ok answer this question, how is it possible for the writing to be on the rim that matches underneath perfectly, there is no process post mint strike that can take the lettering off the coin and then put on the rim where the folded over metal is,,,,so answer how that happened?--if you can tell me how the writing is ON the folded over part of the metal (not showing thru it), I could understand and not be so persistent, I agree with you, I thought this coin was not mint myself at first glance, but I am telling you, if you saw this coin, you would have to wonder.....could this be a one in a million mint error?--just possibly?---if this is in fact a mint strike coin, it would be one of the rarest ever, correct?

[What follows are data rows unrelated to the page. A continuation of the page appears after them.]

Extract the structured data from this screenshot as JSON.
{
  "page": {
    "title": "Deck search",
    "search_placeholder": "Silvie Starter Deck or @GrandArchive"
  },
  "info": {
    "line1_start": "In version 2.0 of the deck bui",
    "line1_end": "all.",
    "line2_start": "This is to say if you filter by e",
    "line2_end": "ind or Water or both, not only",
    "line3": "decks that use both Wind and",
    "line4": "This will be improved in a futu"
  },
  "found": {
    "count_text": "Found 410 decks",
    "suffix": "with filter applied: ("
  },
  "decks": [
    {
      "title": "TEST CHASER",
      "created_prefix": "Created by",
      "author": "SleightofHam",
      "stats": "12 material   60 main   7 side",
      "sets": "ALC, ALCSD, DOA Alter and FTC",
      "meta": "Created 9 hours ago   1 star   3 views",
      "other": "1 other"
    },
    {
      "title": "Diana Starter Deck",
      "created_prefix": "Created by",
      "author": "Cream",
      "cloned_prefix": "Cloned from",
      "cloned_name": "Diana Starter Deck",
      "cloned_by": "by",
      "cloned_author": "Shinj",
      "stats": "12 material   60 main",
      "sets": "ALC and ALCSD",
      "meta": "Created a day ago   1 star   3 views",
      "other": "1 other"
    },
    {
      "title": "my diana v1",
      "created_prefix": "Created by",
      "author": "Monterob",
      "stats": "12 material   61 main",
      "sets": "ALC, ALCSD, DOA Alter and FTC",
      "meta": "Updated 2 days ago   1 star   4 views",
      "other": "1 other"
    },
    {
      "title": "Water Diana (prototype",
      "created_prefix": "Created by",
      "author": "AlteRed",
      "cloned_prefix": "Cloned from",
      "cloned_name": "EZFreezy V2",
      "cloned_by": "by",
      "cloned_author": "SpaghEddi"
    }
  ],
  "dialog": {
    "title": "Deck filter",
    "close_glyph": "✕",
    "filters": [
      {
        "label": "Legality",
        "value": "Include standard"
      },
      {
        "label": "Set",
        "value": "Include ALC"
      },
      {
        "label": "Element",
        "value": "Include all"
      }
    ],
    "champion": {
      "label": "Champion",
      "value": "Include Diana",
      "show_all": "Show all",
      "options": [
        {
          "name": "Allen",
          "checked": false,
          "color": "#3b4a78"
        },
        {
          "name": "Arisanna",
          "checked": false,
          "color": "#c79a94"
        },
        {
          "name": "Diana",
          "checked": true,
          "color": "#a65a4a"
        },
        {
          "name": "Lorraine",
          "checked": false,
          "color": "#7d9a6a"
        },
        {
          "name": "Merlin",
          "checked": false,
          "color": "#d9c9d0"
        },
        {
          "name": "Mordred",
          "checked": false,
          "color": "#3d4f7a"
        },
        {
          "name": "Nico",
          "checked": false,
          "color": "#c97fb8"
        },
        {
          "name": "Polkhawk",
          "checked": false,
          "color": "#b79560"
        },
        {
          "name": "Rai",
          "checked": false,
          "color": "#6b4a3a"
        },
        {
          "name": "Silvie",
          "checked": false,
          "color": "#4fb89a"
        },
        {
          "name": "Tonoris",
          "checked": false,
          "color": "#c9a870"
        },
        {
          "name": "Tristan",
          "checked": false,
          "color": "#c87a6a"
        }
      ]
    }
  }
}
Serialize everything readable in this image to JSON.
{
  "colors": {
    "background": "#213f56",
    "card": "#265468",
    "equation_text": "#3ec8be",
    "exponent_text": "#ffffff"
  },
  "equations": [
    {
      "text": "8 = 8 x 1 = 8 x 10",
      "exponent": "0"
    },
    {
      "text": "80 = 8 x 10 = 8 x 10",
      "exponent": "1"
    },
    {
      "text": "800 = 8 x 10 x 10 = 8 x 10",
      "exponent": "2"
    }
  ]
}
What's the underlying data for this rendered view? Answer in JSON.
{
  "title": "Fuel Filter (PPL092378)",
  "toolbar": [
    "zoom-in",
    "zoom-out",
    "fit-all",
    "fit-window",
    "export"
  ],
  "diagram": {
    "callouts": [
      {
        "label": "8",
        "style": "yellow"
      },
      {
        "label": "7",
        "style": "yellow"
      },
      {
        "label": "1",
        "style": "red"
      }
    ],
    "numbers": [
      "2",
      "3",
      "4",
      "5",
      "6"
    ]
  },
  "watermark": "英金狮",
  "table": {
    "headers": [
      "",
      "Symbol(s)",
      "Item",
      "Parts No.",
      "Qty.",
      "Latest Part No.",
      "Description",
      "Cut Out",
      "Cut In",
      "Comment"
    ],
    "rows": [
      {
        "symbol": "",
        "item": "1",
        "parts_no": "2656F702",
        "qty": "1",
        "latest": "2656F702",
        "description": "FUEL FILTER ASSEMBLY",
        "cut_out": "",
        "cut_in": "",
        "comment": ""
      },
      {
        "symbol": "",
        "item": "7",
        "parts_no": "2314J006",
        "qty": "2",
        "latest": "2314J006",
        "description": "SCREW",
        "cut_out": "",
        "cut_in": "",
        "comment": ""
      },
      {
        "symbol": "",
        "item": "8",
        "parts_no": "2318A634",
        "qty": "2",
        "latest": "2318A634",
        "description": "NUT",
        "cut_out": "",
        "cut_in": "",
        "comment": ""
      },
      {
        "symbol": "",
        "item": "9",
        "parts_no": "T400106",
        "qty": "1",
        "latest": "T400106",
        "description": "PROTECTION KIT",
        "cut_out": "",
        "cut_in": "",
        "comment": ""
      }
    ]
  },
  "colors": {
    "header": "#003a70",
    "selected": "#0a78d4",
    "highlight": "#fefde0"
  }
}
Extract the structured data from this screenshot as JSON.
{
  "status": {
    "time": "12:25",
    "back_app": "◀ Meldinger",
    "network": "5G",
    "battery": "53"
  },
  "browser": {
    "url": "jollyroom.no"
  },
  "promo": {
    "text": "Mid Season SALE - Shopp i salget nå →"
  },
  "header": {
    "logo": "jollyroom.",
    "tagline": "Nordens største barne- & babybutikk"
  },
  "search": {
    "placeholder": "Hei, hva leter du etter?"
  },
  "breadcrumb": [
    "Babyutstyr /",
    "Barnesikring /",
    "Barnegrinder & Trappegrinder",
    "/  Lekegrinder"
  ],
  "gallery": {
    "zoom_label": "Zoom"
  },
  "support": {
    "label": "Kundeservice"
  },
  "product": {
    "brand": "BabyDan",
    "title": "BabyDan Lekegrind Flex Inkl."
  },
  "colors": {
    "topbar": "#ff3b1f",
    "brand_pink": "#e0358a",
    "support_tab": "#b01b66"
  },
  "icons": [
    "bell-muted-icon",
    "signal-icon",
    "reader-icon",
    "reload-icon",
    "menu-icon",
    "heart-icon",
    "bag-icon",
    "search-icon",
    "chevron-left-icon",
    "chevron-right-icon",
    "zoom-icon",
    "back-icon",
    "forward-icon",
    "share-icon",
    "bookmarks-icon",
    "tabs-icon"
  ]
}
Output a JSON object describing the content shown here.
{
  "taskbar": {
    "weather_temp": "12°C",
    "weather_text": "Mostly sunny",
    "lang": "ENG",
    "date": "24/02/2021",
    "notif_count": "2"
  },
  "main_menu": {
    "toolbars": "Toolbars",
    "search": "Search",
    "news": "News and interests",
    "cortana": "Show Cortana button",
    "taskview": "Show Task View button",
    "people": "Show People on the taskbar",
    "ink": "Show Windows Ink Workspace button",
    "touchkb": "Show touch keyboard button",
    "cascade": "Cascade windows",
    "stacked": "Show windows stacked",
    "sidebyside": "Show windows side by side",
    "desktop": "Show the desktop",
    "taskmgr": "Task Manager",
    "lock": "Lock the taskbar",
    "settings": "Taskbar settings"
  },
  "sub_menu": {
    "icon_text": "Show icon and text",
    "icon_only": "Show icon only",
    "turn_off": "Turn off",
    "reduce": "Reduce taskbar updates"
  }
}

Re: Please Help me identity this Error it is not post strike

Posted: Sun Feb 15, 2015 3:24 pm
by PetesPockets55
Hey Bomber 7777.
Daniel has given you some very detailed descriptions of how the minting process works and why it is NOT a mint error. You seem convinced otherwise.
Got an experiment for you to try that might help answer your question about "How?"
Take a regular coin similar to yours and two pieces of angle iron or flat steel (the heavier the better).
Put the coin on its edge between the two metal pieces and roll the coin back and forth while you exert pressure down on it. I believe the more you roll it the more it will "wobble" and roll the edges of the coin over on itself. It might not give you an exact duplicate of your coin but it may help you visualize how it could have been done.
Another thing that might give the same effect is one of those "rolling" knife sharpeners that you put your knife blade into ("V" shaped slot for the blade) and roll it on the counter. Friction can do "wonderful" things to metal!
OR ... Google "coin shop or clubs" within your zip code that you would be able to bring it in to maybe get an answer to your doubts.
No matter what the outcome, keep posting pics and questions. We all like learning from each others posts. :thumbsup:

Re: Please Help me identity this Error it is not post strike

Posted: Sun Feb 15, 2015 5:11 pm
by Paul
how about more BETTER pictures?

Re: Please Help me identity this Error it is not post strike

Posted: Sun Feb 15, 2015 5:49 pm
by Daniel
I don't see any lettering on the folded rim metal, but if it's incuse then another coin could have been used. If it looks like regular lettering, not mirrored or upside down, then the folded metal could be thin enough to take on the shape of the letter underneath.

If the die struck this coin a second time, after this fold, (even IF it could happen) then the lettering would be as obvious as the original strike and the folded metal would be smashed flush with, and like the rest of the coin. No way could the die strike letters on this raised and folded metal and not smash it flush and impart obvious lettering.

Please feel free to post better images, it helps to have better images.